I jammed my foot down on the accelerator, feeling giddy as I gained on my prey, only to watch the pickup whirl around and perform yet another movie perfect one-eighty. Zooming ahead, it left me behind in a shower of gravel and dirt. I gritted my teeth in determination, flooring the Blazer for all it was worth. The speedometer flew past seventy, onto eighty, and was twitching toward ninety in a chase that would have made the Dukes of Hazzard proud when the pickup started to swerve like a drunk on a roll. I locked on, moving in for the kill, only to feel the ground inexplicably disappear beneath my wheels. The Blazer soared into the air on invisible wings before plunging back to earth, where it landed with a shattering WHOMP! I slammed on the brakes, my head hitting the roof with a sharp jolt as the Blazer skidded to a halt.
Damn! I growled in disgust and glanced in the rearview mirror. A deep washout lay like a trench in the ground. Though I’d been going fast enough to fly over the rut, the crash landing had stopped me cold. Left with no choice but to give up the chase and assess the damage, I tried to get out, but the door wouldn’t budge. I crawled out the window, cursing my miserable fate as I fell to the dusty desert floor. Dragging myself up, I gave the door a hard, swift kick before wrenching it open and climbing back inside. Damn car—had to be male.
This was my new life in Nevada. I was no longer up against those good ol’ boys of the South who brazenly stood with their rifles and plowed down a couple of hundred ducks in a field. Now I was dealing with a huge expanse of land and an endless number of culprits who were good at hit and run, slithering away from the scene as cunningly as snakes. It made me nostalgic for the bayous and the rednecks of Louisiana.
Disgruntled, I drove back to where the pickup had been parked, and walked over to a row of yuccas sporting black ribbons tied to their stems. At the foot of each cactus was a metal bucket buried in the sand, its rounded lip level with the ground.

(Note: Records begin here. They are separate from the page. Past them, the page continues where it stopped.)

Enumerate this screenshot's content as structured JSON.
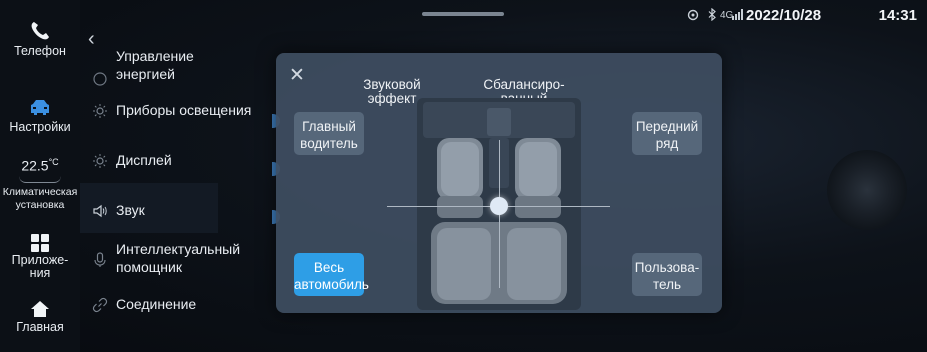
{
  "status_bar": {
    "icons": [
      "car-link-icon",
      "bluetooth-icon",
      "4g-signal-icon"
    ],
    "network": "4G",
    "date": "2022/10/28",
    "time": "14:31"
  },
  "dock": {
    "phone": "Телефон",
    "settings": "Настройки",
    "climate_value": "22.5",
    "climate_unit": "°C",
    "climate_label_1": "Климатическая",
    "climate_label_2": "установка",
    "apps_line_1": "Приложе-",
    "apps_line_2": "ния",
    "home": "Главная"
  },
  "menu": {
    "items": [
      {
        "line1": "Управление",
        "line2": "энергией"
      },
      {
        "line1": "Приборы освещения"
      },
      {
        "line1": "Дисплей"
      },
      {
        "line1": "Звук"
      },
      {
        "line1": "Интеллектуальный",
        "line2": "помощник"
      },
      {
        "line1": "Соединение"
      }
    ],
    "active_index": 3
  },
  "dialog": {
    "sound_effect_1": "Звуковой",
    "sound_effect_2": "эффект",
    "balanced_1": "Сбалансиро-",
    "balanced_2": "ванный",
    "main_driver_1": "Главный",
    "main_driver_2": "водитель",
    "front_row_1": "Передний",
    "front_row_2": "ряд",
    "whole_car_1": "Весь",
    "whole_car_2": "автомобиль",
    "user_1": "Пользова-",
    "user_2": "тель",
    "selected": "Весь автомобиль"
  },
  "colors": {
    "accent": "#2e9ee6",
    "dialog_bg": "#3e4e61",
    "button_bg": "#56677a",
    "dock_active_icon": "#3b8fe0"
  }
}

A piece of rough plywood had been placed across the top of each container, with just enough space left open so that small, curious critters could easily tumble inside.

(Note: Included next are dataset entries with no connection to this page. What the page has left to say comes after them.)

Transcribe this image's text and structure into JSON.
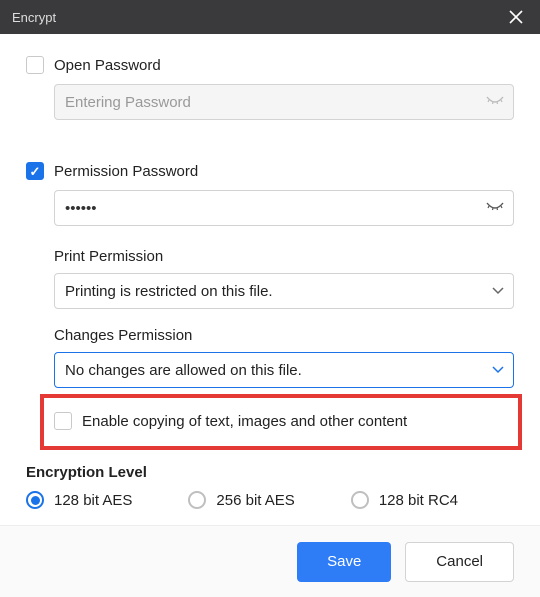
{
  "titlebar": {
    "title": "Encrypt"
  },
  "open_password": {
    "label": "Open Password",
    "checked": false,
    "placeholder": "Entering Password",
    "value": ""
  },
  "permission_password": {
    "label": "Permission Password",
    "checked": true,
    "value": "••••••"
  },
  "print_permission": {
    "label": "Print Permission",
    "value": "Printing is restricted on this file."
  },
  "changes_permission": {
    "label": "Changes Permission",
    "value": "No changes are allowed on this file."
  },
  "enable_copy": {
    "label": "Enable copying of text, images and other content",
    "checked": false
  },
  "encryption": {
    "heading": "Encryption Level",
    "options": [
      {
        "label": "128 bit AES",
        "selected": true
      },
      {
        "label": "256 bit AES",
        "selected": false
      },
      {
        "label": "128 bit RC4",
        "selected": false
      }
    ]
  },
  "buttons": {
    "save": "Save",
    "cancel": "Cancel"
  }
}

Altogether, a row of twenty-five buckets sat planted as neatly as a flower garden. Most of them had already been emptied, but enough remained for me to guess what was going on. Some Wild West entrepreneur was illegally trapping reptiles to sell. A number of tarantulas, rattlesnakes, large, hairy scorpions, and an assortment of lizards sizzled in the sun as they clawed at the sides in a vain attempt to escape. Others lay at the bottom, already dead, or too exhausted to continue to try. If there’s one thing there’s an overabundance of in the Nevada desert it’s reptiles and bugs. Weigh those against the savvy cockroaches of New York City, and it’s a toss-up as to which makes me more squeamish.

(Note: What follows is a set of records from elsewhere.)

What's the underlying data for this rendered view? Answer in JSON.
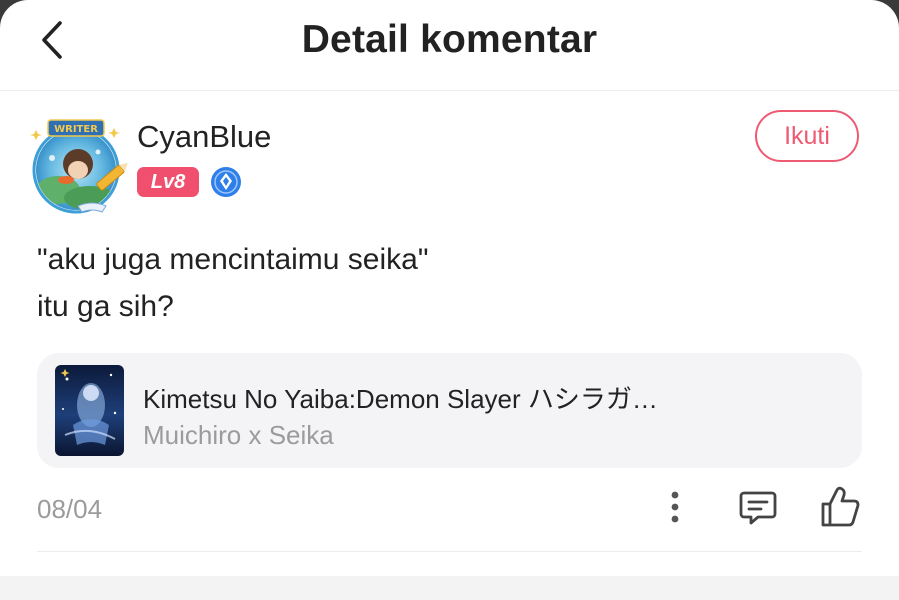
{
  "header": {
    "title": "Detail komentar",
    "back_icon": "chevron-left-icon"
  },
  "comment": {
    "username": "CyanBlue",
    "level": "Lv8",
    "avatar_frame_label": "WRITER",
    "follow_label": "Ikuti",
    "text_lines": [
      "\"aku juga mencintaimu seika\"",
      "itu ga sih?"
    ],
    "date": "08/04"
  },
  "book": {
    "title": "Kimetsu No Yaiba:Demon Slayer ハシラガ…",
    "subtitle": "Muichiro x Seika"
  },
  "actions": {
    "more_icon": "more-vertical-icon",
    "reply_icon": "comment-icon",
    "like_icon": "thumbs-up-icon"
  },
  "colors": {
    "accent": "#ef5a73",
    "level_badge": "#f0506e",
    "verify_badge": "#2f7fe8",
    "muted_text": "#9b9b9b",
    "card_bg": "#f4f4f6"
  }
}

But worst of all was that the remaining buckets also held baby desert tortoises—a threatened species throughout the Southwest. They were either dead or close to it, providing plenty of gourmet goodies for the trapped creepy crawlers to feed on.
I walked back to my Blazer, put on a pair of heavy leather gloves, and dug out a snap stick with a trigger attachment rigged onto its end. All my life I have begged relatives, friends, even perfect strangers to kill any spider in sight. I have an irrational fear of anything with more than four legs—and now I found myself trying to save the damn things. Taking a deep breath, I lowered the stick into a bucket and carefully grabbed onto one terrifying creature at a time, holding each one as far away as possible before releasing them under the blazing-hot sun.